Anglican Orthodox World Communion? It
was the Faith. Why did Thomas Cranmer
suffer the horrible death of being burned at the stake? To keep The Faith. Why did the early Christians go to the lions
and the gladiators and the cross? To
keep the faith. This Faith is
valuable. It is the way of life, the way
to God. We only abide in God when we
abide in The Faith.
We abide in God when we abide in righteousness. According to our reading from 1 John this morning, “Whosoever abideth in him sinneth not.” Who is the “him” in that verse? It is Jesus Christ, of course. It is the One 1 John 3:5 says “was manifested” that is, He appeared, He was revealed, He came to us, “to take away our sins.” Christians abide, live, and dwell in Him, and “Whosoever abideth in him sinneth not.”
It is important for us to note that the Bible is not saying Christians do not sin. If Christians do not sin, then there has never been a real Christian, because even the most Godly among us sins. Would you compare yourself to the Apostle Paul? Would you claim that your behaviour is as pure and good as his? Would you assert that you have lived up to the teachings of Scripture as he did? Served God as fully and willingly as he did? Suffered and sacrificed in God’s service as he did? I doubt if any of us would make that claim. Yet listen to
words in Romans 7:19: “the good that I would I do not: but the evil which I
would not, that I do.” Paul is saying
even he has left undone the things he ought to have done, and has done those
things which he ought not to have done.
Even Paul sinned.
Well if Paul sinned, what hope is there for us? Fortunately the Bible is not talking about sinless perfection. It is talking about a life-style, let’s call it a life orientation of righteousness. The Christian’s life is oriented toward God, not sin. In the days before GPS, people used maps and compasses to find their way. If they got lost on a mountain road at night, they could find the direction they were going by the compass, and see what lay around them on the map. If you have ever used a compass you know the needle tries to stay on magnetic north, but it has a hard time doing so. The bumps and turns in the road, and interference from metal and electronics cause the needle to waver. We sometimes waver too. The bumps in the road, interference of the world, and our own weakness causes us to go off course sometimes. But our orientation and general direction of life is still toward God. We abide in Christ Jesus. That is what the Apostle John meant when he wrote these words.
A life-orientation toward Christ, necessarily leads us to purify ourselves. 1 John 3:3 says we purify ourselves, even as Christ is pure. To purify is to cleanse. It is to get rid of the things that don’t belong, and increase the things that do belong. What doesn’t belong in a Christian’s life? Anything that is not 100% compatible with God’s absolute goodness. So,“ in this life orientation, in this life of dwelling and abiding in Christ, we make an honest attempt to purify our lives.
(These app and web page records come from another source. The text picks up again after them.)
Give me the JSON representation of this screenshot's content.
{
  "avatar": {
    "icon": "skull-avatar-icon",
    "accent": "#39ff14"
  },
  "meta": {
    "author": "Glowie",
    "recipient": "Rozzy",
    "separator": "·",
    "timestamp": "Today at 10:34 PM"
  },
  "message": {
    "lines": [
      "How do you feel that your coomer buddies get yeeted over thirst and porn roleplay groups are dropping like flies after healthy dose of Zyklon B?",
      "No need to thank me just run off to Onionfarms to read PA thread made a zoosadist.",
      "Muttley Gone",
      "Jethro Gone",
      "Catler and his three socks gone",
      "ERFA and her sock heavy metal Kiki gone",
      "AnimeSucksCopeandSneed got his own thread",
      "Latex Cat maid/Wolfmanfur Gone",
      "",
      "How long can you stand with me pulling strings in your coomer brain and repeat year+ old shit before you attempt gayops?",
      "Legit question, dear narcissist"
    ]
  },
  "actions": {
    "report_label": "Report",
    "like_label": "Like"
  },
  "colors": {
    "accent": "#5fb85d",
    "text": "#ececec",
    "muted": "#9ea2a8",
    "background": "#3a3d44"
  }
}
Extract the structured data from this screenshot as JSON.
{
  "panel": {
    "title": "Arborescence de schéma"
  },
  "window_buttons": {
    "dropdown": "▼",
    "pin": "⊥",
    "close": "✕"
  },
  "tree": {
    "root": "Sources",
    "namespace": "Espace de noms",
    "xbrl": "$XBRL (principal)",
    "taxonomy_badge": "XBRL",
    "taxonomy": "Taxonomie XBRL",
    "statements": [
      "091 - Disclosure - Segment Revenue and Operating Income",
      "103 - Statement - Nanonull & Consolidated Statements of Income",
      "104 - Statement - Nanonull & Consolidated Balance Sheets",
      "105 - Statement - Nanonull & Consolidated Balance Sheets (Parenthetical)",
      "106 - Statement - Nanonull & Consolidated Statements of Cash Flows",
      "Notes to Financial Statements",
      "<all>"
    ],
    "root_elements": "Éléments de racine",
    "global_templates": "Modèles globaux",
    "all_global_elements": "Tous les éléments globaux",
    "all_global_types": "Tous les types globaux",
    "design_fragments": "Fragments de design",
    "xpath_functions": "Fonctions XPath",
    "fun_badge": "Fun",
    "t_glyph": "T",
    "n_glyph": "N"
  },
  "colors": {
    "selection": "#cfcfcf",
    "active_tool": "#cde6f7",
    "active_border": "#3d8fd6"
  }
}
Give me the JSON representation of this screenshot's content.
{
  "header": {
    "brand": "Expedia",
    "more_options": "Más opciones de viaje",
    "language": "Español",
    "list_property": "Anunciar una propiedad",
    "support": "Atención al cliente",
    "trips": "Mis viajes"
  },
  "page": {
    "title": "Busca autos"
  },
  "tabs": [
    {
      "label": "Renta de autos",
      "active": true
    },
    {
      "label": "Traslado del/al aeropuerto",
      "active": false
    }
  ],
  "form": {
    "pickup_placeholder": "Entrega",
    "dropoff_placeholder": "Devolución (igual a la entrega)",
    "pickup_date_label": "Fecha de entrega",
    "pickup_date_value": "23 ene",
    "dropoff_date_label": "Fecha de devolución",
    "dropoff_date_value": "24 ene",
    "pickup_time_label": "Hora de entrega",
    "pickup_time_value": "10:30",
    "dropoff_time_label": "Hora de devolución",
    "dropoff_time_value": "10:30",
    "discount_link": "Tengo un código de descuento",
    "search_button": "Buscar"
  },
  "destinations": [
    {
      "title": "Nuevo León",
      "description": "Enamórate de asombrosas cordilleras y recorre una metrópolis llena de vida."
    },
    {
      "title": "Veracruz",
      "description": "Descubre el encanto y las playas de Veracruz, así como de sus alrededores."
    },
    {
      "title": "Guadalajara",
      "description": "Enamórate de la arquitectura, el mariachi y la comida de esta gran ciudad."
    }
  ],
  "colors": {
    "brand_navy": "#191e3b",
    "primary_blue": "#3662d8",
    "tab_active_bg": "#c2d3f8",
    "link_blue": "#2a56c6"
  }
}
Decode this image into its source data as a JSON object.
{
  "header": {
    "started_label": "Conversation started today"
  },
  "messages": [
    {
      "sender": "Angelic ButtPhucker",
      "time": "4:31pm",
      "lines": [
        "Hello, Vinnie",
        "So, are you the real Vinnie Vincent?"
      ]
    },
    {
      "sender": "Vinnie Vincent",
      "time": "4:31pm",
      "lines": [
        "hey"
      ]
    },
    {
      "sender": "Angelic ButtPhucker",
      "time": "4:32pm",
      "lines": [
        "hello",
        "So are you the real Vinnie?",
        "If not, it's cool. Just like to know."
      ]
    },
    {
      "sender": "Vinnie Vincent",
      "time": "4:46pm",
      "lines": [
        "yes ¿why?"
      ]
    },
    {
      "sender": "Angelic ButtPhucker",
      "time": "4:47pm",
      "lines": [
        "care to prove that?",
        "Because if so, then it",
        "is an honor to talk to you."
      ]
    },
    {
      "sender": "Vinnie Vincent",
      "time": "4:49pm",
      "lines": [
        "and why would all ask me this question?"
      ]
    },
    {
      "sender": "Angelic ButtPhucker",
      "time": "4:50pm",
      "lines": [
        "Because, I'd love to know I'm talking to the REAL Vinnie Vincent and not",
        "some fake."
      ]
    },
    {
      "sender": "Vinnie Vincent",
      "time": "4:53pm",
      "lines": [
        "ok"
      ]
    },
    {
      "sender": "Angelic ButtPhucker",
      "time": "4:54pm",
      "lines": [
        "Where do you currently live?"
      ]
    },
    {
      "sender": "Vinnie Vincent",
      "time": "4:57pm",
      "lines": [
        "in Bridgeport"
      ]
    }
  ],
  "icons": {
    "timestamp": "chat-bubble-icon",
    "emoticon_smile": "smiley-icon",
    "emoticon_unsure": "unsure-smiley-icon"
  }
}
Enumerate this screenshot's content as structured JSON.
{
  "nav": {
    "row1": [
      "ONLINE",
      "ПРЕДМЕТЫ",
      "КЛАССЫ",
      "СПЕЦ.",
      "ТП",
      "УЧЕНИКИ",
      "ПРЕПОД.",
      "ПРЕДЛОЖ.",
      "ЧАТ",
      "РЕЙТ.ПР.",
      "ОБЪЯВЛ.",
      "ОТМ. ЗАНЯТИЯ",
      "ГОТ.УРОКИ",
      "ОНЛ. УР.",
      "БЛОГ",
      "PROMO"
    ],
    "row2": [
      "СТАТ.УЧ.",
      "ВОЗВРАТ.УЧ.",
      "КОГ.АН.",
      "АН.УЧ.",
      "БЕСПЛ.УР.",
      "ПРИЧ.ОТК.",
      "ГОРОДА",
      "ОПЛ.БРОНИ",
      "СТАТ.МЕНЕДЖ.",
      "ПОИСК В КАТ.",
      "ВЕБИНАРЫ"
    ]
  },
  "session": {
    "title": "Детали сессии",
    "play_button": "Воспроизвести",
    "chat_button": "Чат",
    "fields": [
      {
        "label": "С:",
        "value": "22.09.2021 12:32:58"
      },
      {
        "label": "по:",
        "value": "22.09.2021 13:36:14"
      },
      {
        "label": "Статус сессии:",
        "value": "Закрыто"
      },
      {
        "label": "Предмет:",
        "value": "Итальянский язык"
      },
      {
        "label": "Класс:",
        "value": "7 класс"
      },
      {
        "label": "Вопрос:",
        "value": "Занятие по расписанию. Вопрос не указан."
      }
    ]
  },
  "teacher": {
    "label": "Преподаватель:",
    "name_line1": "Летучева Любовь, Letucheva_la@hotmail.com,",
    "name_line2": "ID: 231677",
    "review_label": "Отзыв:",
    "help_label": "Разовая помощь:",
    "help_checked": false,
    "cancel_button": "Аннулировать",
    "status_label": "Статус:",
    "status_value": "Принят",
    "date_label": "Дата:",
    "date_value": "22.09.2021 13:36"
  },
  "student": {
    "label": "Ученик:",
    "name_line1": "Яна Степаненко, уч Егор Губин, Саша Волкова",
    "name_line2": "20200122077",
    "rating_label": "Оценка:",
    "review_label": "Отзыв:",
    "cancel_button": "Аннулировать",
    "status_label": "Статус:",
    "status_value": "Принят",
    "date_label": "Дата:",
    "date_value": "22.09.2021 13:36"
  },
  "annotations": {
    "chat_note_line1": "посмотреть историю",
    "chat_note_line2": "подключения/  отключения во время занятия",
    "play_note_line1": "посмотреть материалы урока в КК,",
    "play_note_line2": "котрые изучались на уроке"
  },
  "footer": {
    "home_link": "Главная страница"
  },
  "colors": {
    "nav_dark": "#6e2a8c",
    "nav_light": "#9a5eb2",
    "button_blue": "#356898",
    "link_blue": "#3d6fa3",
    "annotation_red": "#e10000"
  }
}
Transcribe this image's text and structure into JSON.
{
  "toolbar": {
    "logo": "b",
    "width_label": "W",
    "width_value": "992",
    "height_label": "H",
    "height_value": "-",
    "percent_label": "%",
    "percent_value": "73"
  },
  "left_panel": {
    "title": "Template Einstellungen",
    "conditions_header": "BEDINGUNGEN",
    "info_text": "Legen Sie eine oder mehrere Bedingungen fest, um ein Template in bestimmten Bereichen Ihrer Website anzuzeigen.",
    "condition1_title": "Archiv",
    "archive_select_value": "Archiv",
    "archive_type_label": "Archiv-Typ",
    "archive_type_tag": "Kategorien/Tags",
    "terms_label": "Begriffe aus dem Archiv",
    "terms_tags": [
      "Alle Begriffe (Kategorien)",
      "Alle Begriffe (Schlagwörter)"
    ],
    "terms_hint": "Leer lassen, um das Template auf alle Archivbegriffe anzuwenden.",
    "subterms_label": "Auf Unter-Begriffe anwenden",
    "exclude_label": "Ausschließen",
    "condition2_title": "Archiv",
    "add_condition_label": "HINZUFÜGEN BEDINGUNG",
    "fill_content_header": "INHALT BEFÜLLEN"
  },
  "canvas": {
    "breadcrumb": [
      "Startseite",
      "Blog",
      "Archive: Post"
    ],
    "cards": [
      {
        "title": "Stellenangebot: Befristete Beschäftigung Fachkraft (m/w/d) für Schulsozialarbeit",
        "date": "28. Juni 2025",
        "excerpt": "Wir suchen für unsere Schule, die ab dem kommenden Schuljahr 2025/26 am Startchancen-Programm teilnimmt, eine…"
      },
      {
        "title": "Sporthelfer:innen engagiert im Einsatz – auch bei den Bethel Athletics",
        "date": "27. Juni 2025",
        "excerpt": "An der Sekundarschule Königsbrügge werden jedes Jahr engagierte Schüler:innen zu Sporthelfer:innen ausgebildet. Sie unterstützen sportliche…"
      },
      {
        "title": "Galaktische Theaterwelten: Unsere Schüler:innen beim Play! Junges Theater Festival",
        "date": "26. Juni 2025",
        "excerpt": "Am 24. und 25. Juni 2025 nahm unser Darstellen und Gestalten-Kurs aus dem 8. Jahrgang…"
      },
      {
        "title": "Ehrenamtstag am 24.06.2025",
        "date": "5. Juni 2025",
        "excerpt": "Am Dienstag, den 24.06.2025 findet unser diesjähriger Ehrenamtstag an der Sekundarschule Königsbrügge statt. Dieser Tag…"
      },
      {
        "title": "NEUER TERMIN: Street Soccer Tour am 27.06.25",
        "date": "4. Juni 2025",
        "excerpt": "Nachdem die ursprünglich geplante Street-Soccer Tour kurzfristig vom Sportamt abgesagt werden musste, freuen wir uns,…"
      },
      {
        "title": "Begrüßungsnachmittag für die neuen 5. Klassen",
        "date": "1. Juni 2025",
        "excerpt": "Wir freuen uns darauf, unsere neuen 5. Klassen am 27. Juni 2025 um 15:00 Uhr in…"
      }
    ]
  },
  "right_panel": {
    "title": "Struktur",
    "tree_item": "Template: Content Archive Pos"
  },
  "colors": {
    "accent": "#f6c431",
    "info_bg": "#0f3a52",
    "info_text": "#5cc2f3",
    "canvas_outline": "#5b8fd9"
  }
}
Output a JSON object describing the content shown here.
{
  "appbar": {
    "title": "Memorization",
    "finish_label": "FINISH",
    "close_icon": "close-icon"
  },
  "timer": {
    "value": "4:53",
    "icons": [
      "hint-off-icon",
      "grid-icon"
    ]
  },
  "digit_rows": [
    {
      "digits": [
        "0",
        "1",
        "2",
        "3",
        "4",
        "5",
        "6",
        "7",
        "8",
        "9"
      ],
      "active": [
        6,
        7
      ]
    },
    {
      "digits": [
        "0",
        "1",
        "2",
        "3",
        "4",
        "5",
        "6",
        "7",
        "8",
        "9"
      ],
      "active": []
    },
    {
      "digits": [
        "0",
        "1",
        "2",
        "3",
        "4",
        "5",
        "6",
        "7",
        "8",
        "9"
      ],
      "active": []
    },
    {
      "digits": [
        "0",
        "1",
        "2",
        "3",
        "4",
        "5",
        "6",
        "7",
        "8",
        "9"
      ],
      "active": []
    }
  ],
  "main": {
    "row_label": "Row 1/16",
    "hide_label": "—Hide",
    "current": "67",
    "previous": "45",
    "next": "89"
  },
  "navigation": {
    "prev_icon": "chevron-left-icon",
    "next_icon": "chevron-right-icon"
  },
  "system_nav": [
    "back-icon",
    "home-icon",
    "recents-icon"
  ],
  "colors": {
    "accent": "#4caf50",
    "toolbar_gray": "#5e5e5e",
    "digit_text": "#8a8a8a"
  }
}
We make an honest attempt to run our thoughts, values, desires, and actions through the filter of God’s Holy Bible, and remove the bad and increase the good. This is part of the way we abide in righteousness, and abiding in righteousness is one of the ways we abide in God.
I want to conclude by referring back to our old friends, the means of grace. We abide in God through the means of grace. They are given to us by God specifically to enable us to abide in Him. The Bible is a means of grace, when it is read and believed in faith. The Church is a means of grace, when its people abide in The Faith and in love. Worship is a means of grace. Baptism is a means of grace. Communion is a means of grace, when taken in faith and understanding. Of course these things are only means of grace to you when you make use of them. A Bible on the nightstand is a beautiful thing, but the Bible being read is more beautiful by far. And how can a person say he abides in God and God abides in him if he ignore the means by which abiding is accomplished? And please tell me, can we have too much grace? If not then why would we deprive ourselves of any of the means of grace? They are all part of abiding in God, and, Christians abide.